### Exercise
The answer must be a single number: how many lines in the records below contain the word "icon".

(Dataset rows for apps and sites)
== Segment start ==
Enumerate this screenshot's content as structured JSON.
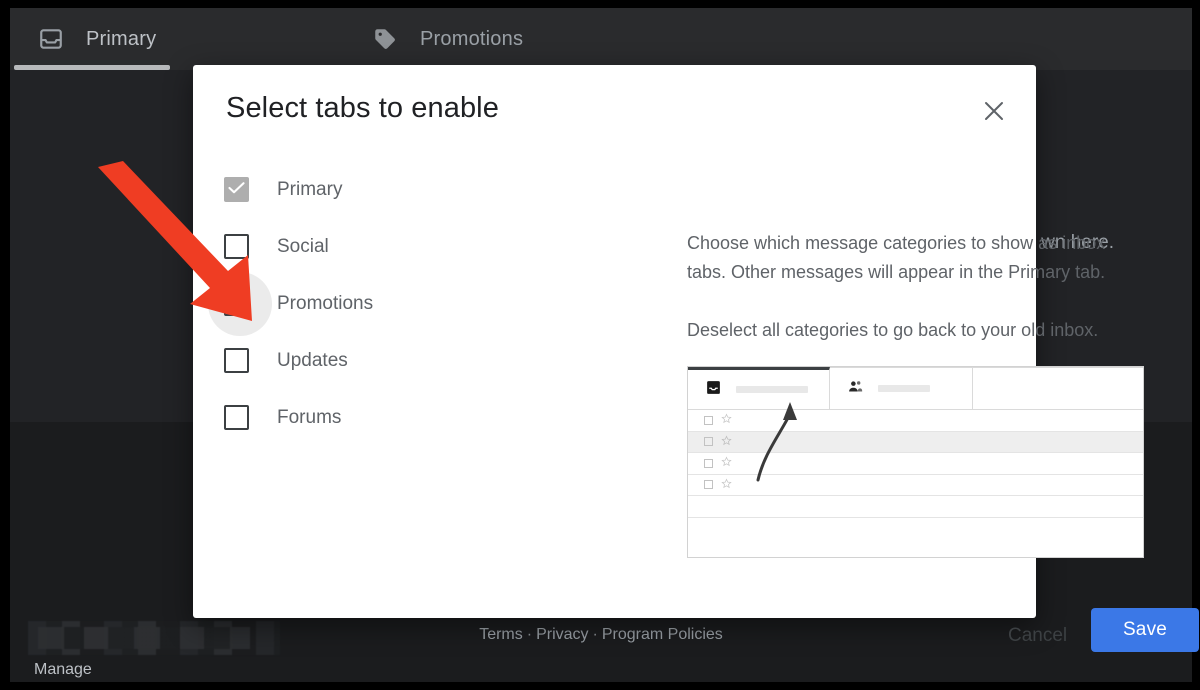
{
  "colors": {
    "accent_blue": "#3b78e7",
    "annotation_red": "#ef3d23",
    "app_dark_bg": "#202124",
    "tabstrip_bg": "#2a2b2d",
    "dialog_bg": "#ffffff",
    "text_secondary": "#5f6368"
  },
  "app": {
    "tabs": [
      {
        "label": "Primary",
        "icon": "inbox-icon",
        "active": true
      },
      {
        "label": "Promotions",
        "icon": "tag-icon",
        "active": false
      }
    ],
    "inbox_hint": "wn here.",
    "manage_label": "Manage",
    "footer": {
      "links": [
        "Terms",
        "Privacy",
        "Program Policies"
      ],
      "separator": "·"
    }
  },
  "dialog": {
    "title": "Select tabs to enable",
    "close_icon": "close-icon",
    "categories": [
      {
        "label": "Primary",
        "checked": true,
        "disabled": true,
        "hovered": false
      },
      {
        "label": "Social",
        "checked": false,
        "disabled": false,
        "hovered": false
      },
      {
        "label": "Promotions",
        "checked": false,
        "disabled": false,
        "hovered": true
      },
      {
        "label": "Updates",
        "checked": false,
        "disabled": false,
        "hovered": false
      },
      {
        "label": "Forums",
        "checked": false,
        "disabled": false,
        "hovered": false
      }
    ],
    "description": {
      "paragraph_1": "Choose which message categories to show as inbox tabs. Other messages will appear in the Primary tab.",
      "paragraph_2": "Deselect all categories to go back to your old inbox."
    },
    "preview": {
      "tab_1_icon": "inbox-icon",
      "tab_2_icon": "people-icon",
      "arrow_icon": "curved-arrow-icon"
    },
    "buttons": {
      "cancel": "Cancel",
      "save": "Save"
    }
  }
}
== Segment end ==
### Exercise output
6